The American Institute of Architecture Students (AIAS) is celebrating the 60th anniversary of student excellence in leadership, service, and design. In honor of our 60th year, the AIAS is excited to share 60th: Legacy, an ongoing weekly celebration of and thanks to our alumni sponsored by Professional Publications, Inc (PPI). PPI is a publisher of professional licensing exam materials since 1975 and wants to recognize those who have helped the AIAS achieve 60 years of success.
Stephen Parker, AIA, LEED AP BD+C
A self-described leadership junkie and design advocate, Stephen’s passion is people. Hailing from the coastal South, Stephen’s family instilled a giving attitude and he is a firm believer in “paying it forward”. Having been blessed with great peers and mentors throughout his career, Stephen enjoys mentoring students as a regular studio critic at local schools and empowering emerging professionals. Stephen has sought out a plurality of architectural experiences starting in high school, working with firms large and small, public and private. Those experiences have only expanded at SmithGroupJJR, from education, to sports, to healthcare projects that have a profound impact on people. Having served in leadership roles at the local, state, and national levels with a number of professional organizations, Stephen’s passion manifests itself in the National Design Services Act (NDSA) as co-founder in the AIA National’s new NDSA Coalition. Beyond his role as the Advocacy Director for AIA National’s Young Architects Forum, Stephen strives to promote a national dialogue around an architect’s role in empowering communities while practicing what he preaches by applying his design skills on volunteer-led community projects.
ARE Prep Tip: What is one piece of advice that you would give to those starting to test?
Having become a licensed architect this past year, a goal I had set for myself when I started apprenticing, I can only advise everyone aspiring to be an architect to do the following: 1) Design your licensure plan 2) Turn off Netflix 3) Onward and upward! Life will only get busier the longer you wait.
How did your experience with AIAS help you to achieve your goals?
Where to begin…well, it helped that I kinda found true love along the way. I met my wife Carrie at a South Quad conference in 2009 and got hitched after Forum in 2013. There’s a super cheesy article in the Dallas Morning News if you want some warm and fuzzy reading. I built lasting friendships and met plenty of mentors along the way, creating opportunities I never considered. Having run for national office, I learned an immense amount about myself in the process. I’ve been blessed with quite a few serendipitous moments, unforeseen opportunities and wonderful people thanks to my experiences with the AIAS.

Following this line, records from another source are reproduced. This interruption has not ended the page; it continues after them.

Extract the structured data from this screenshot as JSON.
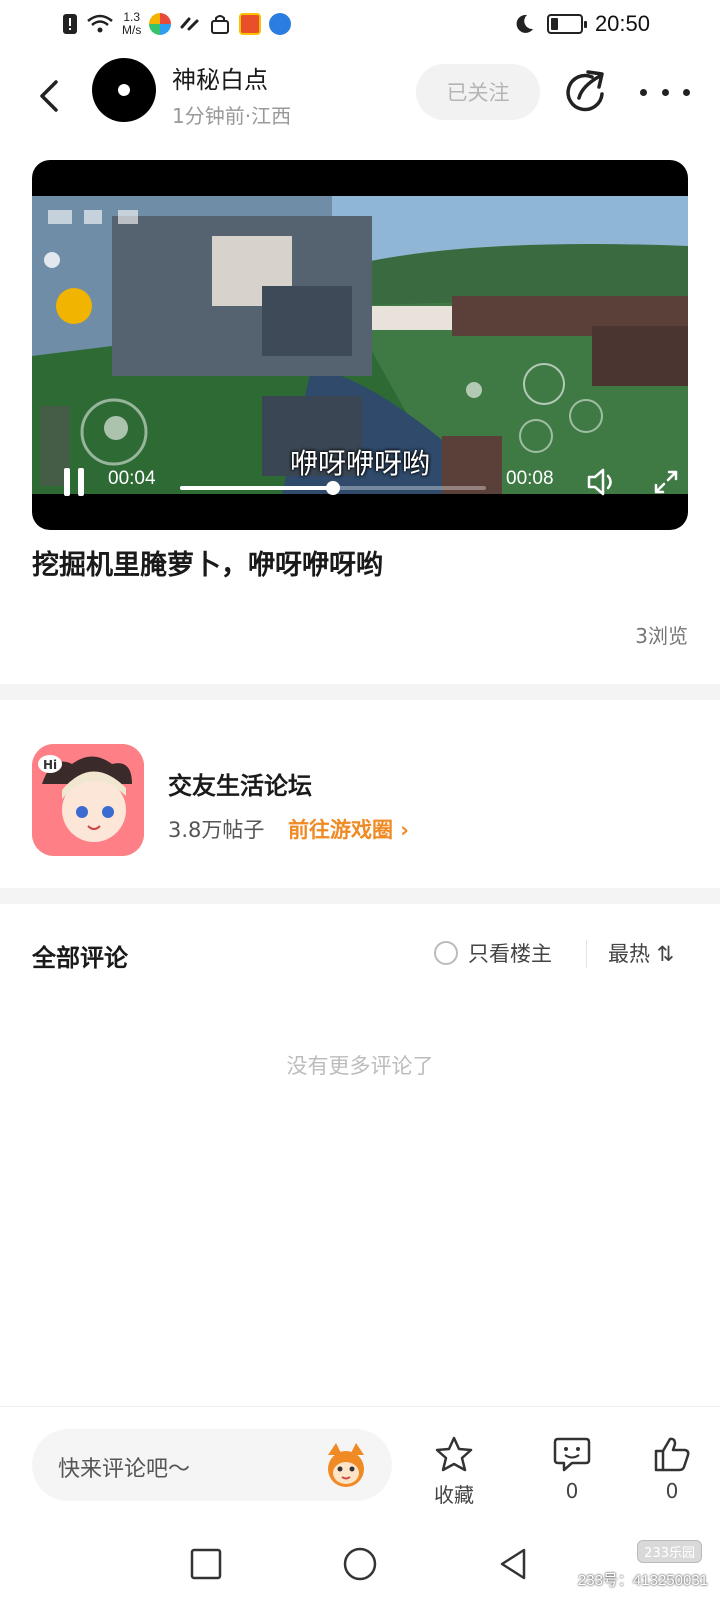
{
  "status_bar": {
    "net_speed_value": "1.3",
    "net_speed_unit": "M/s",
    "time": "20:50"
  },
  "header": {
    "author_name": "神秘白点",
    "post_meta": "1分钟前·江西",
    "follow_label": "已关注"
  },
  "video": {
    "subtitle": "咿呀咿呀哟",
    "current_time": "00:04",
    "total_time": "00:08",
    "progress": 0.5
  },
  "post": {
    "title": "挖掘机里腌萝卜，咿呀咿呀哟",
    "views": "3浏览"
  },
  "forum": {
    "name": "交友生活论坛",
    "posts": "3.8万帖子",
    "link_label": "前往游戏圈 ›"
  },
  "comments": {
    "title": "全部评论",
    "op_only_label": "只看楼主",
    "sort_label": "最热 ⇅",
    "empty_text": "没有更多评论了"
  },
  "bottom_bar": {
    "input_placeholder": "快来评论吧～",
    "favorite_label": "收藏",
    "comment_count": "0",
    "like_count": "0"
  },
  "watermark": {
    "logo": "233乐园",
    "text": "233号：413250031"
  },
  "colors": {
    "accent": "#f08a24",
    "follow_bg": "#f2f2f2",
    "divider": "#f4f4f4"
  }
}
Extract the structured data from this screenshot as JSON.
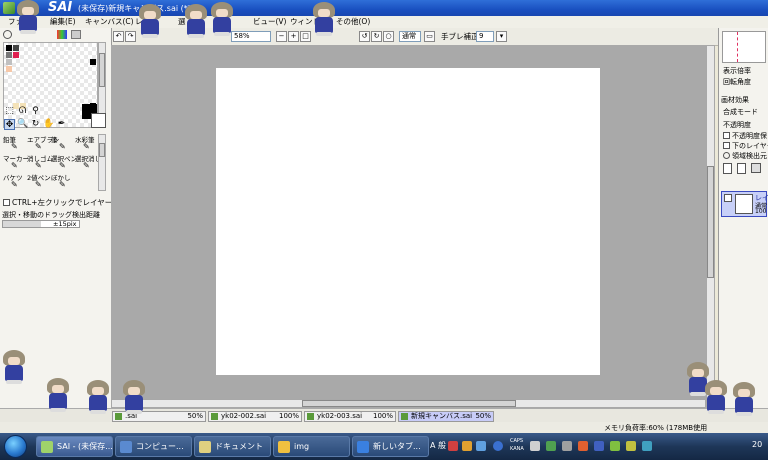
{
  "window": {
    "app_logo": "SAI",
    "title": "(未保存)新規キャンバス.sai (*)"
  },
  "menu": [
    "ファ",
    "編集(E)",
    "キャンバス(C)",
    "レ",
    "選",
    "ビュー(V)",
    "ウィンドウ",
    "その他(O)"
  ],
  "toolbar": {
    "zoom_value": "58%",
    "blend_mode": "通常",
    "stabilizer_label": "手ブレ補正",
    "stabilizer_value": "9"
  },
  "left_panel": {
    "brushes": [
      {
        "label": "鉛筆",
        "icon": "pencil-icon"
      },
      {
        "label": "エアブラシ",
        "icon": "airbrush-icon"
      },
      {
        "label": "筆",
        "icon": "brush-icon"
      },
      {
        "label": "水彩筆",
        "icon": "watercolor-icon"
      },
      {
        "label": "マーカー",
        "icon": "marker-icon"
      },
      {
        "label": "消しゴム",
        "icon": "eraser-icon"
      },
      {
        "label": "選択ペン",
        "icon": "select-pen-icon"
      },
      {
        "label": "選択消し",
        "icon": "select-eraser-icon"
      },
      {
        "label": "バケツ",
        "icon": "bucket-icon"
      },
      {
        "label": "2値ペン",
        "icon": "binary-pen-icon"
      },
      {
        "label": "ぼかし",
        "icon": "blur-icon"
      }
    ],
    "ctrl_option": "CTRL+左クリックでレイヤー選択",
    "drag_label": "選択・移動のドラッグ検出距離",
    "drag_value": "±15pix"
  },
  "right_panel": {
    "display_scale": "表示倍率",
    "rotation": "回転角度",
    "paper_effect": "画材効果",
    "blend_mode_label": "合成モード",
    "opacity_label": "不透明度",
    "protect_opacity": "不透明度保",
    "clip_lower": "下のレイヤーで",
    "detect_source": "領域検出元",
    "layer_name": "レイ",
    "layer_mode": "通常",
    "layer_opacity": "100"
  },
  "doc_tabs": [
    {
      "name": ".sai",
      "pct": "50%",
      "active": false
    },
    {
      "name": "yk02-002.sai",
      "pct": "100%",
      "active": false
    },
    {
      "name": "yk02-003.sai",
      "pct": "100%",
      "active": false
    },
    {
      "name": "新規キャンバス.sai",
      "pct": "50%",
      "active": true
    }
  ],
  "status": {
    "memory": "メモリ負荷率:60% (178MB使用"
  },
  "taskbar": {
    "items": [
      {
        "label": "SAI - (未保存...",
        "active": true
      },
      {
        "label": "コンピュー...",
        "active": false
      },
      {
        "label": "ドキュメント",
        "active": false
      },
      {
        "label": "img",
        "active": false
      },
      {
        "label": "新しいタブ...",
        "active": false
      }
    ],
    "lang": "A 般",
    "caps": "CAPS",
    "kana": "KANA",
    "clock": "20"
  },
  "colors": {
    "titlebar": "#1a50c0",
    "canvas_bg": "#a9a9a9",
    "canvas": "#ffffff",
    "mascot_body": "#3340a0"
  }
}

How can someone best change the world?
Not to be cliche (though I love my cliches), you can easily change the world one person at a time.
How can someone be a better designer?
Be authentic to you and yours. Once you find your thing, your raison d’etre, whatever “it” is, just apply time to your passion, practice often, perfect your process and just be patient. I find it helps to collaborate with others who design selflessly rather than for themselves. A nurturing, constructive culture where everyone strives towards a better design is far better that the negative studio environments I’ve seen others suffer through. If you value yourself and your design skills, you’ll find an environment that will foster that growth and help you develop as a designer.
How have you overcome unforeseen challenges through your career?
It has helped to have great colleagues to work with that are invested in your success and peers outside of work you can trust, especially my wife Carrie. Taking a step back, humbling yourself and getting perspective with what your priorities are, helps me the most.
How do you define work-life balance and how is it achievable?
It’s a constant give and take, much in the same way we strive for a more perfect design. It’s rarely achieved but we iterate often and finding that balance will take commitment, prioritization and setting expectations for yourself as well as those you work with. At the end of the day, we’re all human and we’re all trying to live a more balanced life that satisfies our professional passions and our personal well-being.
If you, or another AIAS alumni you know, deserves recognition for their contribution to the profession and society at large, please use the link below to nominate them for this honor.